● **EXTRACTED ENTRIES**:

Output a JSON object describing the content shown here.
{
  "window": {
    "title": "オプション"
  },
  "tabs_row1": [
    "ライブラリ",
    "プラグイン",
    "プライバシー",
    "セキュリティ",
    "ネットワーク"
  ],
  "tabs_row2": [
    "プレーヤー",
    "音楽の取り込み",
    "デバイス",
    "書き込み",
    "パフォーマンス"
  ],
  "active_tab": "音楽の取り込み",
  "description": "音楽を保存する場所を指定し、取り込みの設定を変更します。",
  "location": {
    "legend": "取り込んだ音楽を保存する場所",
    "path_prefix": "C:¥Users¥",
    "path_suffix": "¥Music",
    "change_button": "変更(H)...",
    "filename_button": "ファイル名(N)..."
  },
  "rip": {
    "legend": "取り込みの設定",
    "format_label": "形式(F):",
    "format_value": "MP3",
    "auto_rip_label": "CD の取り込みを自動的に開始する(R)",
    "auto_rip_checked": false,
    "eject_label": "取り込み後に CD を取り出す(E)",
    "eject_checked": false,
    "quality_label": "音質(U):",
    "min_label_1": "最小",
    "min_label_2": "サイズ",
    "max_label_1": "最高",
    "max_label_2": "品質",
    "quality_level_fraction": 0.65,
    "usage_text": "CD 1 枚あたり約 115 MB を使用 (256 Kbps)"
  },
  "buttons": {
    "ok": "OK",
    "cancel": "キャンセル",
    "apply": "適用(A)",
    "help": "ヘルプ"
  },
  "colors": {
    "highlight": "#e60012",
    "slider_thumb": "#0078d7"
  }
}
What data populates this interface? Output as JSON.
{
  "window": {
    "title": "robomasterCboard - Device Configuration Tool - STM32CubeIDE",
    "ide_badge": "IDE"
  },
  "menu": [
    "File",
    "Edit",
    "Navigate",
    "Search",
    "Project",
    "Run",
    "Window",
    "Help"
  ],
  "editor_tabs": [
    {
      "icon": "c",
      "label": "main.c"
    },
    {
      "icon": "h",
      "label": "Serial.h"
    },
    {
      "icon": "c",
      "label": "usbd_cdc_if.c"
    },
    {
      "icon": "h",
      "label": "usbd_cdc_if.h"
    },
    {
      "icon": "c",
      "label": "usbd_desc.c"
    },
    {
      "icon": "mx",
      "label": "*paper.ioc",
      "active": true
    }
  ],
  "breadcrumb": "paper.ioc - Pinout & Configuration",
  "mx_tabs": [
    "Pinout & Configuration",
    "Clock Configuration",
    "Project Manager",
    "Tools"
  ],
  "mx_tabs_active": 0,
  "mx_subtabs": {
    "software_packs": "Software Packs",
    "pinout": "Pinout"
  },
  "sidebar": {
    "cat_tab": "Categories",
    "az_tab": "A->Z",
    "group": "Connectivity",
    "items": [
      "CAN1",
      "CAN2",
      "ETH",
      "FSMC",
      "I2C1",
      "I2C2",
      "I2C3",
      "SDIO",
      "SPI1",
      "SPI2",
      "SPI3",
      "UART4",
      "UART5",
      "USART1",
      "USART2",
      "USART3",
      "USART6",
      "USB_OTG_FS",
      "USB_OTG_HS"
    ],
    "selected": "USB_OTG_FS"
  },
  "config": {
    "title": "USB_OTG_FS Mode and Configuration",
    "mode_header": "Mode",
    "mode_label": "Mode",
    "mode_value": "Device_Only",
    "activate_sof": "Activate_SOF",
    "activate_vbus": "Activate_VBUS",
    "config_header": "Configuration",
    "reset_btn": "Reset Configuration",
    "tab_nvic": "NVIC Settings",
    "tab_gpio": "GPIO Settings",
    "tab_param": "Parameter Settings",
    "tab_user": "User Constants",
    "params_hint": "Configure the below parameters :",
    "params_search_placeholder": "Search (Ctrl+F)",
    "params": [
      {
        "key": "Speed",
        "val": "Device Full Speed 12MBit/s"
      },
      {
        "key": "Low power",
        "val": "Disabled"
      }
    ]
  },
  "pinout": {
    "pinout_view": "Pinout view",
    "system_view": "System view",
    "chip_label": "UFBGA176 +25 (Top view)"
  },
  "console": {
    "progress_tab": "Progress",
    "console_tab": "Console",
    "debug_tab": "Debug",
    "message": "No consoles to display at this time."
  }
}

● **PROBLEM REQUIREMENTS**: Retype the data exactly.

● **EXERCISE RESULT**:
Output a JSON object describing the content shown here.
{
  "window": {
    "title": "オプション"
  },
  "tabs_row1": [
    "ライブラリ",
    "プラグイン",
    "プライバシー",
    "セキュリティ",
    "ネットワーク"
  ],
  "tabs_row2": [
    "プレーヤー",
    "音楽の取り込み",
    "デバイス",
    "書き込み",
    "パフォーマンス"
  ],
  "active_tab": "音楽の取り込み",
  "description": "音楽を保存する場所を指定し、取り込みの設定を変更します。",
  "location": {
    "legend": "取り込んだ音楽を保存する場所",
    "path_prefix": "C:¥Users¥",
    "path_suffix": "¥Music",
    "change_button": "変更(H)...",
    "filename_button": "ファイル名(N)..."
  },
  "rip": {
    "legend": "取り込みの設定",
    "format_label": "形式(F):",
    "format_value": "MP3",
    "auto_rip_label": "CD の取り込みを自動的に開始する(R)",
    "auto_rip_checked": false,
    "eject_label": "取り込み後に CD を取り出す(E)",
    "eject_checked": false,
    "quality_label": "音質(U):",
    "min_label_1": "最小",
    "min_label_2": "サイズ",
    "max_label_1": "最高",
    "max_label_2": "品質",
    "quality_level_fraction": 0.65,
    "usage_text": "CD 1 枚あたり約 115 MB を使用 (256 Kbps)"
  },
  "buttons": {
    "ok": "OK",
    "cancel": "キャンセル",
    "apply": "適用(A)",
    "help": "ヘルプ"
  },
  "colors": {
    "highlight": "#e60012",
    "slider_thumb": "#0078d7"
  }
}
What data populates this interface? Output as JSON.
{
  "window": {
    "title": "robomasterCboard - Device Configuration Tool - STM32CubeIDE",
    "ide_badge": "IDE"
  },
  "menu": [
    "File",
    "Edit",
    "Navigate",
    "Search",
    "Project",
    "Run",
    "Window",
    "Help"
  ],
  "editor_tabs": [
    {
      "icon": "c",
      "label": "main.c"
    },
    {
      "icon": "h",
      "label": "Serial.h"
    },
    {
      "icon": "c",
      "label": "usbd_cdc_if.c"
    },
    {
      "icon": "h",
      "label": "usbd_cdc_if.h"
    },
    {
      "icon": "c",
      "label": "usbd_desc.c"
    },
    {
      "icon": "mx",
      "label": "*paper.ioc",
      "active": true
    }
  ],
  "breadcrumb": "paper.ioc - Pinout & Configuration",
  "mx_tabs": [
    "Pinout & Configuration",
    "Clock Configuration",
    "Project Manager",
    "Tools"
  ],
  "mx_tabs_active": 0,
  "mx_subtabs": {
    "software_packs": "Software Packs",
    "pinout": "Pinout"
  },
  "sidebar": {
    "cat_tab": "Categories",
    "az_tab": "A->Z",
    "group": "Connectivity",
    "items": [
      "CAN1",
      "CAN2",
      "ETH",
      "FSMC",
      "I2C1",
      "I2C2",
      "I2C3",
      "SDIO",
      "SPI1",
      "SPI2",
      "SPI3",
      "UART4",
      "UART5",
      "USART1",
      "USART2",
      "USART3",
      "USART6",
      "USB_OTG_FS",
      "USB_OTG_HS"
    ],
    "selected": "USB_OTG_FS"
  },
  "config": {
    "title": "USB_OTG_FS Mode and Configuration",
    "mode_header": "Mode",
    "mode_label": "Mode",
    "mode_value": "Device_Only",
    "activate_sof": "Activate_SOF",
    "activate_vbus": "Activate_VBUS",
    "config_header": "Configuration",
    "reset_btn": "Reset Configuration",
    "tab_nvic": "NVIC Settings",
    "tab_gpio": "GPIO Settings",
    "tab_param": "Parameter Settings",
    "tab_user": "User Constants",
    "params_hint": "Configure the below parameters :",
    "params_search_placeholder": "Search (Ctrl+F)",
    "params": [
      {
        "key": "Speed",
        "val": "Device Full Speed 12MBit/s"
      },
      {
        "key": "Low power",
        "val": "Disabled"
      }
    ]
  },
  "pinout": {
    "pinout_view": "Pinout view",
    "system_view": "System view",
    "chip_label": "UFBGA176 +25 (Top view)"
  },
  "console": {
    "progress_tab": "Progress",
    "console_tab": "Console",
    "debug_tab": "Debug",
    "message": "No consoles to display at this time."
  }
}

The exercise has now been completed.